The effect of the change in law was immediate. For example, the national Democratic Party raised an unprecedented amount of money from small-dollar donors in 2004, the first election since the BCRA entered into effect. But the true innovation didn’t occur until 2008, when then-Senator Obama’s campaign invested the time and resources to fully embrace the ability of technology to organize supporters online. Not only did the campaign raise a historic amount in small-dollar contributions, they created a new platform for supporter engagement—an in-house social network called my.barackobama.com
Now, the biggest challenge yet to Citizens United sits before the Supreme Court. Montana’s highest court upheld that state’s 1912 ban on corporate contributions in elections. The federal justices have an opportunity to correct a system to which they dealt a serious blow in 2010. That’s why Progressives United has signed on to an amicus brief in the Montana case, laying out the reasoning for overturning Citizens United.
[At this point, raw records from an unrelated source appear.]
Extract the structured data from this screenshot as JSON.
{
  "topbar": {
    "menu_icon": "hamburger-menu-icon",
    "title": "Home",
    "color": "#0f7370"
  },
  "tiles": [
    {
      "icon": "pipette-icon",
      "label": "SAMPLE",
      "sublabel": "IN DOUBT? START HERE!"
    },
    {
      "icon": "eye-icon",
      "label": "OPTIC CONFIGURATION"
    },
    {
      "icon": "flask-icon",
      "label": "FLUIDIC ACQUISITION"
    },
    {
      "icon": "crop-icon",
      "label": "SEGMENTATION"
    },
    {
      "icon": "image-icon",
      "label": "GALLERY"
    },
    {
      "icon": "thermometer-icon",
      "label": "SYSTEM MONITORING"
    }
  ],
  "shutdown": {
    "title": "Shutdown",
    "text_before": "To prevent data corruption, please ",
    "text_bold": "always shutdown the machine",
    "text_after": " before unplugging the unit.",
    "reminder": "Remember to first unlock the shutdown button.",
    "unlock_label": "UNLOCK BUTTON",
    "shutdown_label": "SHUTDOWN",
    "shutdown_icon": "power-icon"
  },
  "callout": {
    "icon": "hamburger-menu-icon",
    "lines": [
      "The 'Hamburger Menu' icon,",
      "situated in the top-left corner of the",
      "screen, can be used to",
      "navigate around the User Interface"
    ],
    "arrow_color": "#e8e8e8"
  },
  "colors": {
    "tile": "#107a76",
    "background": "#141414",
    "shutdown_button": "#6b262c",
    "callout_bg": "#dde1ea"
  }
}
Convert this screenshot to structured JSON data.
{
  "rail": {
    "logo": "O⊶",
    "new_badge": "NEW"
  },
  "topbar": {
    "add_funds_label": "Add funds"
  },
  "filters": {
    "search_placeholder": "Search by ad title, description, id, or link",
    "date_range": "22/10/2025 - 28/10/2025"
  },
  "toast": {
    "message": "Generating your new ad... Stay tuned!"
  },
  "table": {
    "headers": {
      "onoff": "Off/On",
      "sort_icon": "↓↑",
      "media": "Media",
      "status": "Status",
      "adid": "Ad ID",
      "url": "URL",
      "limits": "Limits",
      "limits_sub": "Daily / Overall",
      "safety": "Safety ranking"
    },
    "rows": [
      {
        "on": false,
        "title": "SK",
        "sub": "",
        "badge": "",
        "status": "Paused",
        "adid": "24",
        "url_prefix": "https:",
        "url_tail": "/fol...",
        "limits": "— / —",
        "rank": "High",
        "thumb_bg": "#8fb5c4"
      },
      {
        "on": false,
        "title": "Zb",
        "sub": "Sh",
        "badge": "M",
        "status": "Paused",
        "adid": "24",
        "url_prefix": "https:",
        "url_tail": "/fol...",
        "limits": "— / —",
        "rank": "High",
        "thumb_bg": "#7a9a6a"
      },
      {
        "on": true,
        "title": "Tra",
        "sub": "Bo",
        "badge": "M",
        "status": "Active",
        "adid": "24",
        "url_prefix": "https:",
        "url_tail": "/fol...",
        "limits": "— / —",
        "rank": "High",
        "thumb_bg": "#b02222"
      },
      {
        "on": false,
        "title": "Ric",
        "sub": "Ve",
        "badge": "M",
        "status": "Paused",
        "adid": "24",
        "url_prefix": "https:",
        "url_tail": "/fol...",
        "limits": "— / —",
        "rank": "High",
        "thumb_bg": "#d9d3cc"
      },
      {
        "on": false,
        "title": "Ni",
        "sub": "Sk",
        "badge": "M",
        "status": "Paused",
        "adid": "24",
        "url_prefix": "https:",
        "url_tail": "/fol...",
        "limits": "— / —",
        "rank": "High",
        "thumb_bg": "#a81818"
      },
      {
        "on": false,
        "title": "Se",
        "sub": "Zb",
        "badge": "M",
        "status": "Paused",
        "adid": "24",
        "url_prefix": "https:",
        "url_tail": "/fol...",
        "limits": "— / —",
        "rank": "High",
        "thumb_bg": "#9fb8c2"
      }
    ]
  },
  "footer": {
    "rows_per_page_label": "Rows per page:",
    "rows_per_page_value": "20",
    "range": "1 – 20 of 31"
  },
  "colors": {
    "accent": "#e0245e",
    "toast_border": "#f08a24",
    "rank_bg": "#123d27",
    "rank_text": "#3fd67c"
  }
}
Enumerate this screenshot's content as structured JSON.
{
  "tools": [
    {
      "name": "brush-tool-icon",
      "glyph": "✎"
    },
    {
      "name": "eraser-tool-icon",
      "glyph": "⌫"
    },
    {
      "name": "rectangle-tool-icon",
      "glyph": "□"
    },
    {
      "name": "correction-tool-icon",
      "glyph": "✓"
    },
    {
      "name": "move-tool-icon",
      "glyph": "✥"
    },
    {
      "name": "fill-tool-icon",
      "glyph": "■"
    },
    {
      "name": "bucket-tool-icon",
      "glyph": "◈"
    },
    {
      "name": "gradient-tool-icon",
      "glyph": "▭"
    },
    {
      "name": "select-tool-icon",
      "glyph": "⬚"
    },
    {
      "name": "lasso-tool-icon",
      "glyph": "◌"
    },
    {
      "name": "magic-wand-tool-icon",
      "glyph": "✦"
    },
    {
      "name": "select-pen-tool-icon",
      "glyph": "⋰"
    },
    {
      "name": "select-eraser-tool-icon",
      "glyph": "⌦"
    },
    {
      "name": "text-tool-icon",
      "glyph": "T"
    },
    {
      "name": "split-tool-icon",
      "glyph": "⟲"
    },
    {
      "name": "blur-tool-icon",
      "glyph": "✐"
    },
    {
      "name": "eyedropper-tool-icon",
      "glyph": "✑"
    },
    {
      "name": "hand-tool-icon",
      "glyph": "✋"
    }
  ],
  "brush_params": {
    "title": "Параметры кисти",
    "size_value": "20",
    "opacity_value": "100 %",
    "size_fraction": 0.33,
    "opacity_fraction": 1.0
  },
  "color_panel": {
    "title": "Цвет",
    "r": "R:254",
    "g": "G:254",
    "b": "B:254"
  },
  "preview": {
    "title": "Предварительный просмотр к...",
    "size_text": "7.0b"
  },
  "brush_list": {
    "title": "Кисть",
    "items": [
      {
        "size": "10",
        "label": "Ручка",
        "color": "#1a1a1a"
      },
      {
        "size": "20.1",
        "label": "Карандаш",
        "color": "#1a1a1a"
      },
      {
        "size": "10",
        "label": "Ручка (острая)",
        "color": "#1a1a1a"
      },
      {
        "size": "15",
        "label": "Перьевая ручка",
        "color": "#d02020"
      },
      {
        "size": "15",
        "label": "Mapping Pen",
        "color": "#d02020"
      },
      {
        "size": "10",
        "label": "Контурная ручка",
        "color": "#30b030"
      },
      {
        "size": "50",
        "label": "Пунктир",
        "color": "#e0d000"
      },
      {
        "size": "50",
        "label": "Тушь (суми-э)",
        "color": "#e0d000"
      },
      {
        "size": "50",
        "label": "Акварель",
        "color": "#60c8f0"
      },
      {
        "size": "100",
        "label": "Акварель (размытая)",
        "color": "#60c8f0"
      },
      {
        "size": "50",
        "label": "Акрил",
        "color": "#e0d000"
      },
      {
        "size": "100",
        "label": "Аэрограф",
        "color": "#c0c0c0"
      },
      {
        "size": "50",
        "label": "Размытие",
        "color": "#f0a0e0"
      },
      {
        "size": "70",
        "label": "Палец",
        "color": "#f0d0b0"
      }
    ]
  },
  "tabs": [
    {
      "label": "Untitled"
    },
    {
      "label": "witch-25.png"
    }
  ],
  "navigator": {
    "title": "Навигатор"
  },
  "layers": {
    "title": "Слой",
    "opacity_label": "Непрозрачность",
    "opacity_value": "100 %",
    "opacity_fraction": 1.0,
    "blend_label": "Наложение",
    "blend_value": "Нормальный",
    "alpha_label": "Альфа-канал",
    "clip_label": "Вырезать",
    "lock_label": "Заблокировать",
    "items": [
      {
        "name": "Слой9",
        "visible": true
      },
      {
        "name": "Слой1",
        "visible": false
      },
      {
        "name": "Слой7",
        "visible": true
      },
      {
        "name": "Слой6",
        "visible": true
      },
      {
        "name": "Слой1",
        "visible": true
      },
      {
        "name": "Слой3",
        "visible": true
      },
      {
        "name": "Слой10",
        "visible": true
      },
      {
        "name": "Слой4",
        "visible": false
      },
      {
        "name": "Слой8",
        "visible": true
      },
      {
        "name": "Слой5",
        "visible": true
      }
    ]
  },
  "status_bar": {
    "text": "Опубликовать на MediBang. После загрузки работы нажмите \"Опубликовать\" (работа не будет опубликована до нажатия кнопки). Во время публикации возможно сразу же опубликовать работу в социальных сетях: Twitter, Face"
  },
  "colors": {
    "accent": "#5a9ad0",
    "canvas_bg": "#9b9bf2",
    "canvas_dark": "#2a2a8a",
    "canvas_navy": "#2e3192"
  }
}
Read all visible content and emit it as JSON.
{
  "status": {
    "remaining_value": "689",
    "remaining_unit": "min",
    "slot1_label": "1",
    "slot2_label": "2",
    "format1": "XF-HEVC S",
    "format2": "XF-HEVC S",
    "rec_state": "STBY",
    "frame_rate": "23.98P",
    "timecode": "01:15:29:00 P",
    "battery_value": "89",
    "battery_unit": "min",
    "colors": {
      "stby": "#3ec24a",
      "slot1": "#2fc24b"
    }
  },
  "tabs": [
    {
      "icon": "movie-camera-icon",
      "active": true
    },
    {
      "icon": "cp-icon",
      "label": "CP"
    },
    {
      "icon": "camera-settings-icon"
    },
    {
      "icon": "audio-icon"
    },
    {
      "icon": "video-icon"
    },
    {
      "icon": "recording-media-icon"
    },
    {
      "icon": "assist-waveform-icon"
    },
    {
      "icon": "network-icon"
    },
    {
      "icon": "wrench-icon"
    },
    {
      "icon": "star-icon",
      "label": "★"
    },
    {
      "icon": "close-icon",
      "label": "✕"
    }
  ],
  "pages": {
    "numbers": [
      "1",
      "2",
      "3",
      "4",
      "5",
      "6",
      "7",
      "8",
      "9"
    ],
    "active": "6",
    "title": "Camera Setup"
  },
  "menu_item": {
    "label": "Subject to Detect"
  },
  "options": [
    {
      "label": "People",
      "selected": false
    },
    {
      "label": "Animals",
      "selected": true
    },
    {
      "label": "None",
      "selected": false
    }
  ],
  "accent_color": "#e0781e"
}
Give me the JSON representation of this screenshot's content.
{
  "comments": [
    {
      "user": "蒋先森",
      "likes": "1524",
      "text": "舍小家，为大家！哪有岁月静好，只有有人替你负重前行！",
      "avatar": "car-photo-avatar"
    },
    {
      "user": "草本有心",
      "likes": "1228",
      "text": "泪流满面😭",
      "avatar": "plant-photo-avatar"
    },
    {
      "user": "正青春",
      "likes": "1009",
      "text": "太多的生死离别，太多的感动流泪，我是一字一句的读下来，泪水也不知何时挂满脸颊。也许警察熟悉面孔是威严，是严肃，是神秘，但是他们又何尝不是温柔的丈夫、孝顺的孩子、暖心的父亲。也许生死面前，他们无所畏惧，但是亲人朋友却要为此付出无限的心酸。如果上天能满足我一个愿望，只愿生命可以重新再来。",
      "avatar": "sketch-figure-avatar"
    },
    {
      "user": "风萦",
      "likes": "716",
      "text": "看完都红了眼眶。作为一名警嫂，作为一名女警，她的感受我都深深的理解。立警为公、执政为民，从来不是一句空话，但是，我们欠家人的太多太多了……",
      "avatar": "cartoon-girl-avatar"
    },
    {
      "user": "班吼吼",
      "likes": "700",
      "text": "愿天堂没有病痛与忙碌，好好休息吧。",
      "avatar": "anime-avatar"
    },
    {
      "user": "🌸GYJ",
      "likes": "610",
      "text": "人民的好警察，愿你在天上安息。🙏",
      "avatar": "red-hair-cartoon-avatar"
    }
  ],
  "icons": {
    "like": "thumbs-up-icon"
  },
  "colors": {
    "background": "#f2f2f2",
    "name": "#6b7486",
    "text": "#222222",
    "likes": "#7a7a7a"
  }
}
The real democratic accountability Russ wrote about in the Stanford Law Review is also why he founded Progressives United -- to channel progressive, grassroots energy into online organizing. We can fight the big-money interests that will stop at nothing to buy our elections. We can take our democracy back -- but we can only do it together, united.